(Dataset rows describing interfaces)
——

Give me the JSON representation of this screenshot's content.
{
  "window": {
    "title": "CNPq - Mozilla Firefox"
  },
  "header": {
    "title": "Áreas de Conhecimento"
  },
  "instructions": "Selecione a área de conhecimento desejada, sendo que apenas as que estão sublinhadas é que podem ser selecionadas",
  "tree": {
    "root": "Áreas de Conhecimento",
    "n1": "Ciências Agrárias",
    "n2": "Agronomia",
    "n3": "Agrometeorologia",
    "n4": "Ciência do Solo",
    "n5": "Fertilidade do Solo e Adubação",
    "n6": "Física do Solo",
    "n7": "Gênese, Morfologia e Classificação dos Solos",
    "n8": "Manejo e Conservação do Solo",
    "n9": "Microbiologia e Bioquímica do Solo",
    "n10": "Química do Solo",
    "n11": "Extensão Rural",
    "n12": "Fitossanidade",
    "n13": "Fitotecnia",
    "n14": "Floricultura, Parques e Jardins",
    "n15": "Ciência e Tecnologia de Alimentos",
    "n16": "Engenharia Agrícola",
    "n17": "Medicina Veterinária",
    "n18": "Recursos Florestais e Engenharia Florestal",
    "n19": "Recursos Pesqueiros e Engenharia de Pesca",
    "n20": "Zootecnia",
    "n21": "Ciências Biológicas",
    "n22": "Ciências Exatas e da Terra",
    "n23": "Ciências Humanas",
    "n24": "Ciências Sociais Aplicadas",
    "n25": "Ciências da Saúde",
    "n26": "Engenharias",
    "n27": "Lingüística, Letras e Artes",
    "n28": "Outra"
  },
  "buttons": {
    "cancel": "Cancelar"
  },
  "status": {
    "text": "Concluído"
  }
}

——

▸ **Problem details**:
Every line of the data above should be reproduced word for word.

▸ **Task output**:
Give me the JSON representation of this screenshot's content.
{
  "window": {
    "title": "CNPq - Mozilla Firefox"
  },
  "header": {
    "title": "Áreas de Conhecimento"
  },
  "instructions": "Selecione a área de conhecimento desejada, sendo que apenas as que estão sublinhadas é que podem ser selecionadas",
  "tree": {
    "root": "Áreas de Conhecimento",
    "n1": "Ciências Agrárias",
    "n2": "Agronomia",
    "n3": "Agrometeorologia",
    "n4": "Ciência do Solo",
    "n5": "Fertilidade do Solo e Adubação",
    "n6": "Física do Solo",
    "n7": "Gênese, Morfologia e Classificação dos Solos",
    "n8": "Manejo e Conservação do Solo",
    "n9": "Microbiologia e Bioquímica do Solo",
    "n10": "Química do Solo",
    "n11": "Extensão Rural",
    "n12": "Fitossanidade",
    "n13": "Fitotecnia",
    "n14": "Floricultura, Parques e Jardins",
    "n15": "Ciência e Tecnologia de Alimentos",
    "n16": "Engenharia Agrícola",
    "n17": "Medicina Veterinária",
    "n18": "Recursos Florestais e Engenharia Florestal",
    "n19": "Recursos Pesqueiros e Engenharia de Pesca",
    "n20": "Zootecnia",
    "n21": "Ciências Biológicas",
    "n22": "Ciências Exatas e da Terra",
    "n23": "Ciências Humanas",
    "n24": "Ciências Sociais Aplicadas",
    "n25": "Ciências da Saúde",
    "n26": "Engenharias",
    "n27": "Lingüística, Letras e Artes",
    "n28": "Outra"
  },
  "buttons": {
    "cancel": "Cancelar"
  },
  "status": {
    "text": "Concluído"
  }
}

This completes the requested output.